§ **Your assignment**:
Please reproduce exactly, and only, the line containing "Decode this image" and every line after it to the end of the records below, leaving out all pictures.
+++ Input records +++
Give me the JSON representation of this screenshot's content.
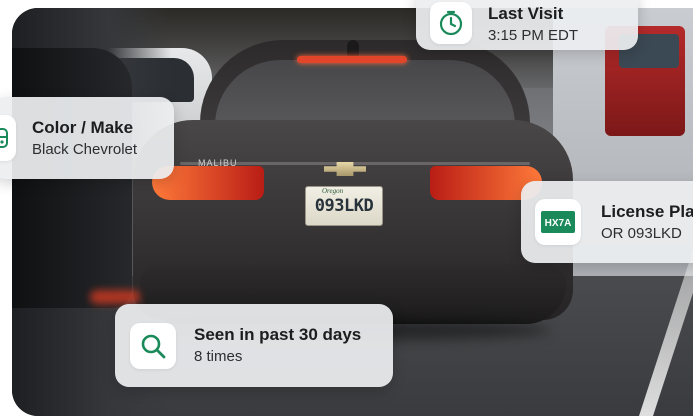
{
  "scene": {
    "vehicle_badge": "MALIBU",
    "plate_text": "093LKD",
    "plate_state": "Oregon"
  },
  "cards": {
    "last_visit": {
      "icon": "clock-icon",
      "title": "Last Visit",
      "value": "3:15 PM EDT"
    },
    "color_make": {
      "icon": "car-icon",
      "title": "Color / Make",
      "value": "Black Chevrolet"
    },
    "license_plate": {
      "icon": "license-plate-icon",
      "icon_text": "HX7A",
      "title": "License Plate",
      "value": "OR 093LKD"
    },
    "seen": {
      "icon": "search-icon",
      "title": "Seen in past 30 days",
      "value": "8 times"
    }
  },
  "colors": {
    "accent_green": "#1a8a5a",
    "card_bg": "#eceef0",
    "title_text": "#1c1d1f"
  }
}
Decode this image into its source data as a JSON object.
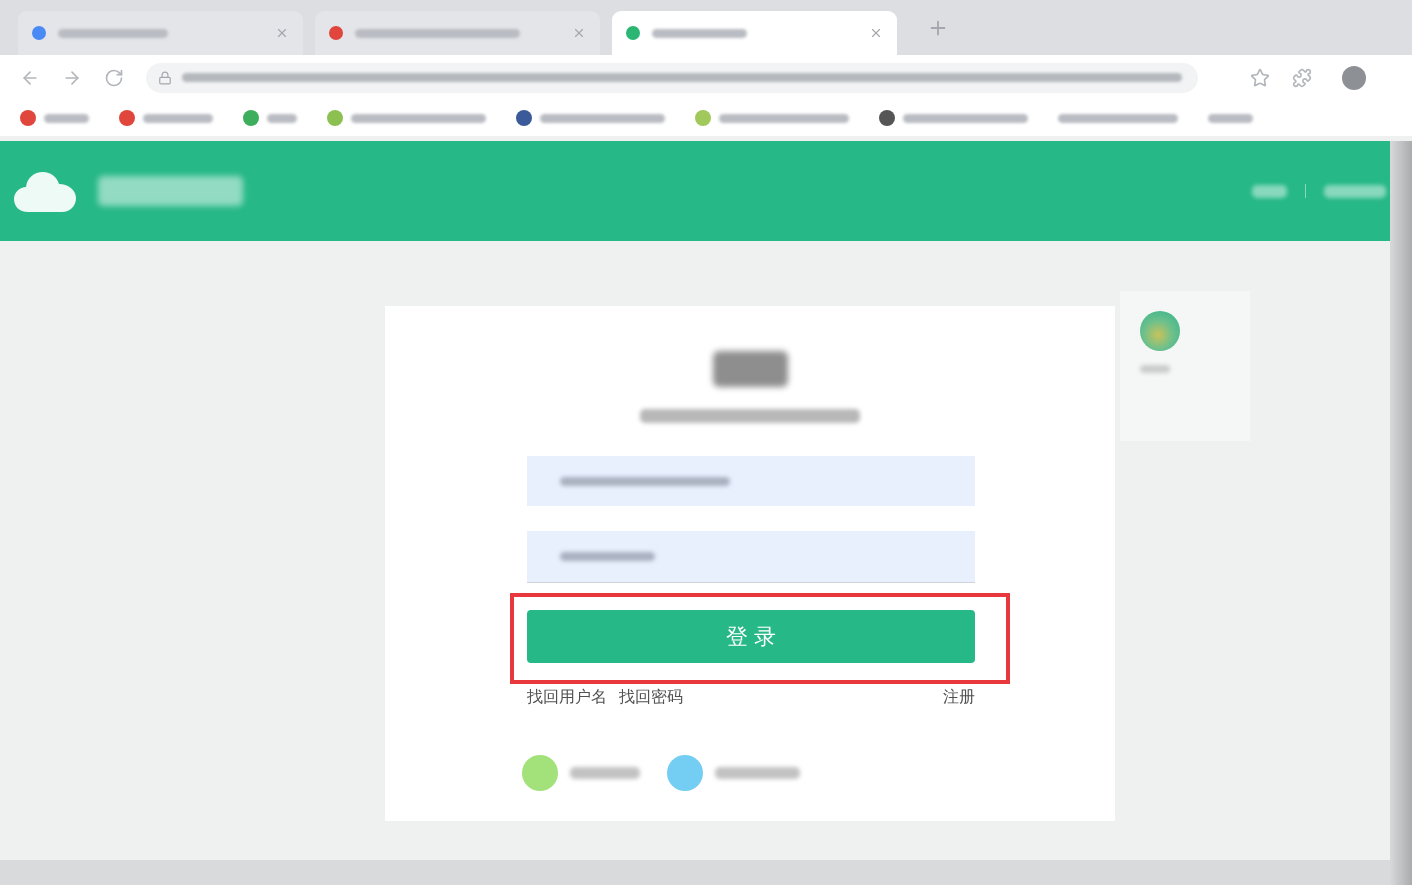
{
  "browser": {
    "tabs": [
      {
        "selected": false,
        "color": "#4a8af4"
      },
      {
        "selected": false,
        "color": "#e0463c"
      },
      {
        "selected": true,
        "color": "#2bb673"
      }
    ],
    "bookmarks": [
      {
        "color": "#e0463c"
      },
      {
        "color": "#e0463c"
      },
      {
        "color": "#3cae5c"
      },
      {
        "color": "#8cc152"
      },
      {
        "color": "#3b5a9a"
      },
      {
        "color": "#a0c85a"
      },
      {
        "color": "#555555"
      }
    ]
  },
  "login": {
    "fields": [
      {
        "filled": true
      },
      {
        "filled": true
      }
    ],
    "button": {
      "label": "登 录",
      "highlighted": true
    },
    "links": [
      {
        "label": "找回用户名"
      },
      {
        "label": "找回密码"
      }
    ],
    "register_link": {
      "label": "注册"
    },
    "social_logins": [
      {
        "color": "#a3e27b"
      },
      {
        "color": "#74cdf2"
      }
    ]
  }
}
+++
§ **Result**:
Decode this image into its source data as a JSON object.
{
  "browser": {
    "tabs": [
      {
        "selected": false,
        "color": "#4a8af4"
      },
      {
        "selected": false,
        "color": "#e0463c"
      },
      {
        "selected": true,
        "color": "#2bb673"
      }
    ],
    "bookmarks": [
      {
        "color": "#e0463c"
      },
      {
        "color": "#e0463c"
      },
      {
        "color": "#3cae5c"
      },
      {
        "color": "#8cc152"
      },
      {
        "color": "#3b5a9a"
      },
      {
        "color": "#a0c85a"
      },
      {
        "color": "#555555"
      }
    ]
  },
  "login": {
    "fields": [
      {
        "filled": true
      },
      {
        "filled": true
      }
    ],
    "button": {
      "label": "登 录",
      "highlighted": true
    },
    "links": [
      {
        "label": "找回用户名"
      },
      {
        "label": "找回密码"
      }
    ],
    "register_link": {
      "label": "注册"
    },
    "social_logins": [
      {
        "color": "#a3e27b"
      },
      {
        "color": "#74cdf2"
      }
    ]
  }
}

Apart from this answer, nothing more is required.